Note to Previous Subscribers: Since queries from the last legislative session do not carry over to the current session, you must re-subscribe to legislative items that you want to follow.

Please direct your questions, suggestions or comments to Notify.Support@legis.state.wi.us.

January 4, 2005

Overview of Agency Requests in WI State Budget

The Legislative Fiscal Bureau has recently prepared an Overview of State Agency Major Request Items for the 2005-07 Wisconsin State Budget

The report provides "an overview of the 2005-07 budget requests which state agencies have submitted for inclusion in the executive budget document. Its purpose is to highlight the major changes which have been requested and thus, is not a comprehensive summary of each proposed modification. The document generally contains only those items with a fiscal effect in excess of $250,000 or which represent a significant policy change. The document reflects budget requests that were submitted as of December 8, 2004."

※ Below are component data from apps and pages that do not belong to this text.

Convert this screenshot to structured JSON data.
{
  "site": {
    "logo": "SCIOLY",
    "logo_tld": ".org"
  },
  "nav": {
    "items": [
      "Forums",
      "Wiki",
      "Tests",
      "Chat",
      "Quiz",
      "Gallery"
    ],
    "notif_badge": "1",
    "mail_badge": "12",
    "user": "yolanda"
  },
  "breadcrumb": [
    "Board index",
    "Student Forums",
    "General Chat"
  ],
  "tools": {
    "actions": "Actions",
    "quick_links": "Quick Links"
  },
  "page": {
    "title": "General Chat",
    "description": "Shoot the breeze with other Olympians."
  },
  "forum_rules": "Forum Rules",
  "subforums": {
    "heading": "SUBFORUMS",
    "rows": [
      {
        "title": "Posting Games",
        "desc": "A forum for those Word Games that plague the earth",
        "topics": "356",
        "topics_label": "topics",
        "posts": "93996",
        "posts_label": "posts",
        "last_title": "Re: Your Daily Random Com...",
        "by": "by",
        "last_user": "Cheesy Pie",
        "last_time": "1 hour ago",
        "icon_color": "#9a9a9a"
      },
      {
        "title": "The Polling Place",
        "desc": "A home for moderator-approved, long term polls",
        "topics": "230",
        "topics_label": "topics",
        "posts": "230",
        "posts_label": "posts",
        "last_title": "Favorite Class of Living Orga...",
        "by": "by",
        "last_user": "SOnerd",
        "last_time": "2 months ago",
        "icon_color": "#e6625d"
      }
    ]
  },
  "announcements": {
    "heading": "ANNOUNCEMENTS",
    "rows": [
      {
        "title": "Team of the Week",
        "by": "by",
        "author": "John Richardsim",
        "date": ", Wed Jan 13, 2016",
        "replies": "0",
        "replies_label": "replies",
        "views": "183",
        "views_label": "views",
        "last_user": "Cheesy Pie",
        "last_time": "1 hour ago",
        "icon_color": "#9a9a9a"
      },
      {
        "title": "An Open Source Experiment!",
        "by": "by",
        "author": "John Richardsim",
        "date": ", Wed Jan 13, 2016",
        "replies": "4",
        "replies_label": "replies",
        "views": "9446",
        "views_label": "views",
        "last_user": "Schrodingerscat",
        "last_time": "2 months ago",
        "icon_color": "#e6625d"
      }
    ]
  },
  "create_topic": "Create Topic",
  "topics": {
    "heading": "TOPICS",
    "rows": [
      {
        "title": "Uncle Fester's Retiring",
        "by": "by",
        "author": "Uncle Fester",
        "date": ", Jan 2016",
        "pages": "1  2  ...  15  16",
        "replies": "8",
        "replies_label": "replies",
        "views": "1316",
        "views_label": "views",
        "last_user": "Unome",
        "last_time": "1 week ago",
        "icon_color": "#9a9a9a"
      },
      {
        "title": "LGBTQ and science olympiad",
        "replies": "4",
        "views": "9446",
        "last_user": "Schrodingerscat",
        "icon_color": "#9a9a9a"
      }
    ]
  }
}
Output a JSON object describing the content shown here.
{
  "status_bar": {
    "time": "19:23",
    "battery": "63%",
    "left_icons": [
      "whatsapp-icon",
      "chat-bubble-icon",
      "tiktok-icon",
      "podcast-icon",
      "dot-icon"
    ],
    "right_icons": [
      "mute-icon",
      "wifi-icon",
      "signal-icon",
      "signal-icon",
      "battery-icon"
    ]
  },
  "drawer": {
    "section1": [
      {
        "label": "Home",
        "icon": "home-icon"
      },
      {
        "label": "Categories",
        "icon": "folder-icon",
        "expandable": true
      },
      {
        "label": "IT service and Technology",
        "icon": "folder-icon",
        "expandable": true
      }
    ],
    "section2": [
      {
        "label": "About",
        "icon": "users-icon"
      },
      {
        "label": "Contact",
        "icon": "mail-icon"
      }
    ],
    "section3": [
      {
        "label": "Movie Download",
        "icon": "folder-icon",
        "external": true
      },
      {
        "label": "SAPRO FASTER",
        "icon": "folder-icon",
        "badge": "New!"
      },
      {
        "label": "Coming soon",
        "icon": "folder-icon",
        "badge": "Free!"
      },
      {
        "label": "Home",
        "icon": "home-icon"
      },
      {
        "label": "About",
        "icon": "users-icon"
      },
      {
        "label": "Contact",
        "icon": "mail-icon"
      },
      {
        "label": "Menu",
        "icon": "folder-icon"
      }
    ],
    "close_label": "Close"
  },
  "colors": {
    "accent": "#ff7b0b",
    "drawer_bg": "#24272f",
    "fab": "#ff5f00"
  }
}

Madison Magazine Issue on Top Lawyers Profiles a Law Librarian

This month's issue of Madison Magazine focuses on the law profession.

"Who Could Keep a Lawyer Quiet? The law librarian, of course - probably the most unheralded employee at every firm" is the intriguing title of an article profiling Heidi Yelk, the reference and electronic services librarian at the Wisconsin State Law Library. The article explains what a law librarian does and offers advice on how to become one.

The issue also features The Final Verdict: Exclusive Top Lawyers Survey 2005 which lists top Dane County attorneys in various practice areas.

Also included is a profile of Wisconsin State Bar Pres, Michelle Behnke and an article on setting up a health care power of attorney.

Report on The State of Blogging

Pew Internet and American Life has just released a new report on the state of blogging. Based on the results of two nationwide telephone surveys in November, Pew found that:
  • 7% of the 120 million U.S. adults who use the internet say they have created a blog or web-based diary. That represents more than 8 million people.
  • 27% of internet users say they read blogs. . . This means that by the end of 2004 32 million Americans were blog readers.
  • 5% of internet users say they use RSS aggregators or XML readers to get the news and other information delivered from blogs and content-rich Web sites as it is posted online.
  • At the same time, for all the excitement about blogs and the media coverage of them, blogs have not yet become recognized by a majority of internet users. Only 38% of all internet users know what a blog is. The rest are not sure what the term "blog" means.

Source: Library Stuff

PACER Increases Fees

Beginning January 1st, PACER fees increased from 7 cents per page to 8 cents per page for public access to court electronic records. The fee increase applies to all systems (CM/ECF, PACER, RACER, etc.).

The 30 page cap on case-related documents and reports (excluding transcripts) will remain in effect. However, the maximum cost will be $2.40.

What is PACER? Public Access to Court Electronic Records (PACER) is an electronic public access service that allows users to obtain case and docket information from Federal Appellate, District and Bankruptcy courts, and from the U.S. Party/Case Index.

Source: Legal Dockets Online

January 3, 2005

New Edition of DCLRC Docket

Correction - 1/4/05: Looks like I linked to the January 2004 edition of DCLRC Docket below! But the January 2005 edition is available, too. The new DCLRC Blawg is featured. --------------------------------

The January edition of the DCLRC Docket is now available. It features a tech tip on evaluating websites and a link to a list of low cost legal assistance agencies in Dane County.

New Blog: Law Practice Tips

Jim Calloway, Director of the Oklahoma Bar Association Management Assistance Program, has launched a new Law Practice Tips Blog. The blog will focus on law practice management, the Internet and technology as it applies both in law practice and in daily life.

Source: Stark County Law Library Blawg